-- Driving across the stark Nevada desert at 75 miles an hour, you don't expect to find much.
Craggy mountains tower above scrubby brown plains with only hints of scattered green. Sometimes, a tumbleweed, like a lost extra from an old Western movie, skips across the road.
Then, off in the distance, I see something shiny. More than shiny; it is positively gleaming.
This is my first glimpse of what is billed as the largest solar cell field in the country. It is hard to say if the claim is true, since these things are being built so quickly in so many places now. But it is impressive: row after row after row of black glass panels tilted toward the sun, quietly soaking energy from the sky.
"Right now, we have about a million panels," says Scott Crider with Sempra Energy, a California-based energy resources company. "This facility will power about 14,000 average homes on an annual basis."
And that's just the start. Sempra has big designs on being a major player in the green energy game. But as the wind whips through my hair and I study the immense emptiness all around, I can't help but ask, "Why is this such a good location for such a thing?"
"First, there is a lot of available, flat land," Crider says. "Second, it is incredibly sunny. This region gets about 330 days of sunshine per year. And third, there's existing transmission lines which provide access to major markets throughout the western United States."
Which, as is so often the case, raises another question: Why are those lines way out here?
To find that answer, you have to drive 20 minutes to struggling Boulder City, population about 16,000. The town is uniquely poised to cash in on the new energy boom precisely because it was built on old energy technology; during another time when the economy and energy collided; when thousands of jobless men came here during the Great Depression to undertake an unprecedented power-generating project.
"This town is here because it was a federal reservation to build Hoover Dam."
That's Duncan McCoy. He's a member of the city council and has a background in history. He has watched his town get hammered by the recession. Tourists aren't coming to the dam just east of town like they once did. The value of local houses has plunged.
"Our local sales tax revenue is down," he says, shaking his head. "That's a major portion of our budget. Our property tax revenues are down."

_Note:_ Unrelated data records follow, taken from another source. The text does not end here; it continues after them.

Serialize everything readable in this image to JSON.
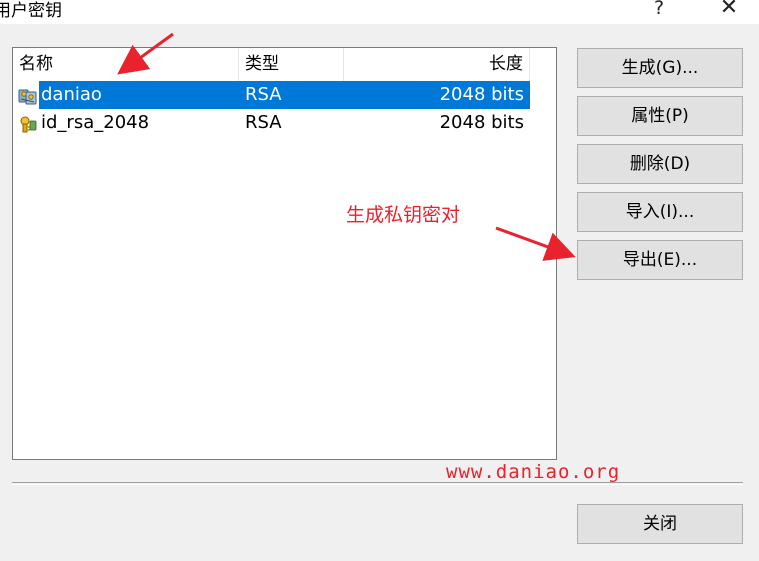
{
  "window": {
    "title": "用户密钥",
    "help_label": "?",
    "close_label": "✕"
  },
  "list": {
    "headers": {
      "name": "名称",
      "type": "类型",
      "length": "长度"
    },
    "rows": [
      {
        "name": "daniao",
        "type": "RSA",
        "length": "2048 bits",
        "icon": "key-pair-icon",
        "selected": true
      },
      {
        "name": "id_rsa_2048",
        "type": "RSA",
        "length": "2048 bits",
        "icon": "key-icon",
        "selected": false
      }
    ]
  },
  "buttons": {
    "generate": "生成(G)...",
    "properties": "属性(P)",
    "delete": "删除(D)",
    "import": "导入(I)...",
    "export": "导出(E)...",
    "close": "关闭"
  },
  "annotation": {
    "text": "生成私钥密对",
    "color": "#e8232d"
  },
  "watermark": "www.daniao.org",
  "colors": {
    "selection": "#0078d7",
    "dialog_bg": "#f0f0f0",
    "button_bg": "#e1e1e1",
    "annotation_red": "#e8232d"
  }
}
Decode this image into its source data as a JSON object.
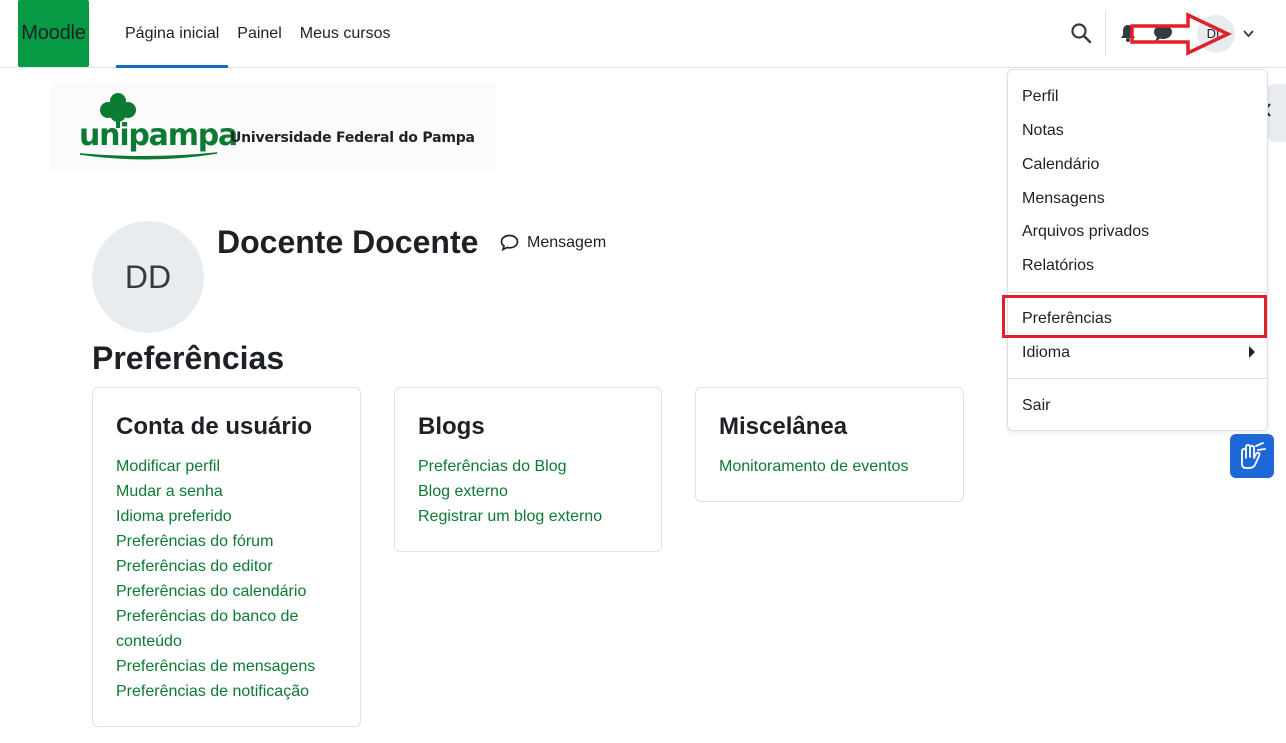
{
  "navbar": {
    "brand": "Moodle",
    "links": [
      {
        "label": "Página inicial",
        "active": true
      },
      {
        "label": "Painel",
        "active": false
      },
      {
        "label": "Meus cursos",
        "active": false
      }
    ],
    "avatar_initials": "DD"
  },
  "logo": {
    "name": "unipampa",
    "subtitle": "Universidade Federal do Pampa"
  },
  "profile": {
    "initials": "DD",
    "name": "Docente Docente",
    "message_label": "Mensagem"
  },
  "page_title": "Preferências",
  "cards": [
    {
      "title": "Conta de usuário",
      "links": [
        "Modificar perfil",
        "Mudar a senha",
        "Idioma preferido",
        "Preferências do fórum",
        "Preferências do editor",
        "Preferências do calendário",
        "Preferências do banco de",
        "conteúdo",
        "Preferências de mensagens",
        "Preferências de notificação"
      ]
    },
    {
      "title": "Blogs",
      "links": [
        "Preferências do Blog",
        "Blog externo",
        "Registrar um blog externo"
      ]
    },
    {
      "title": "Miscelânea",
      "links": [
        "Monitoramento de eventos"
      ]
    }
  ],
  "user_menu": {
    "items": [
      "Perfil",
      "Notas",
      "Calendário",
      "Mensagens",
      "Arquivos privados",
      "Relatórios"
    ],
    "preferences": "Preferências",
    "language": "Idioma",
    "logout": "Sair"
  },
  "colors": {
    "brand": "#069a44",
    "link": "#0b7a33",
    "active_tab": "#0f6cbf",
    "annotation": "#e0202a",
    "vlibras": "#1e67d6"
  }
}
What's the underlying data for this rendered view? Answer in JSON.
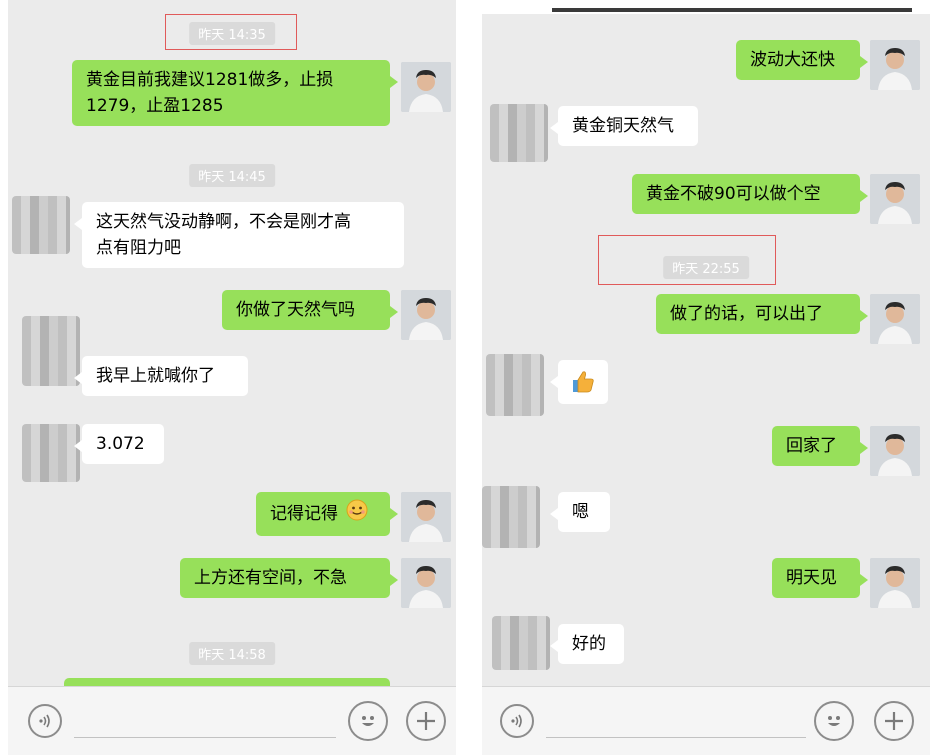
{
  "left_panel": {
    "timestamps": [
      "昨天 14:35",
      "昨天 14:45",
      "昨天 14:58"
    ],
    "messages": [
      {
        "side": "me",
        "line1": "黄金目前我建议1281做多，止损",
        "line2": "1279，止盈1285"
      },
      {
        "side": "them",
        "line1": "这天然气没动静啊，不会是刚才高",
        "line2": "点有阻力吧"
      },
      {
        "side": "me",
        "text": "你做了天然气吗"
      },
      {
        "side": "them",
        "text": "我早上就喊你了"
      },
      {
        "side": "them",
        "text": "3.072"
      },
      {
        "side": "me",
        "text": "记得记得"
      },
      {
        "side": "me",
        "text": "上方还有空间，不急"
      }
    ]
  },
  "right_panel": {
    "timestamps": [
      "昨天 22:55"
    ],
    "messages": [
      {
        "side": "me",
        "text": "波动大还快"
      },
      {
        "side": "them",
        "text": "黄金铜天然气"
      },
      {
        "side": "me",
        "text": "黄金不破90可以做个空"
      },
      {
        "side": "me",
        "text": "做了的话，可以出了"
      },
      {
        "side": "them",
        "text": ""
      },
      {
        "side": "me",
        "text": "回家了"
      },
      {
        "side": "them",
        "text": "嗯"
      },
      {
        "side": "me",
        "text": "明天见"
      },
      {
        "side": "them",
        "text": "好的"
      }
    ]
  },
  "icons": {
    "voice": "voice-icon",
    "emoji": "emoji-icon",
    "plus": "plus-icon",
    "thumbs": "thumbs-up-icon",
    "smile": "smiling-face-emoji"
  },
  "colors": {
    "me_bubble": "#97e05a",
    "them_bubble": "#ffffff",
    "chat_bg": "#ebebeb",
    "highlight_box": "#e05a5a"
  }
}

But bring up the solar facility and he brightens, because it has opened a gateway from his town's past into the future. The solar plant provided several hundred temporary construction jobs when it was built, and it has created a handful of permanent positions, since.
More importantly, it is bringing desperately needed money to city coffers. Fifteen years ago, the town bought up vast amounts of land to protect itself from the sprawling reach of neighboring Las Vegas. As luck would have it, the purchase included all the land around the big transmission lines leading to the dam, and now, they are leasing that property to Sempra and others who want to tap into them.
"This year, we'll get about two-and-a-half million dollars. That's about 11 percent of our city's general fund budget," McCoy says. "That's pretty important money, and we can count on it."
They can probably count on more as well. Back at the solar field, Crider makes it clear that this is only the start. "There is strong demand for cleaner sources of energy, and we're going to help fill that niche."
Sempra is not alone. Nevada is aggressively courting more solar firms, convinced that if they can get enough into place, the whole state can benefit from being a major green energy source for neighboring super state California.
Of course, other states such as Arizona and New Mexico are thinking the same thing. For the folks in Boulder City, however, that's a worry for another day. They know their dark days are far from past. But right now, the sun is shining, and just as it was when they built the dam so long ago, that's a start.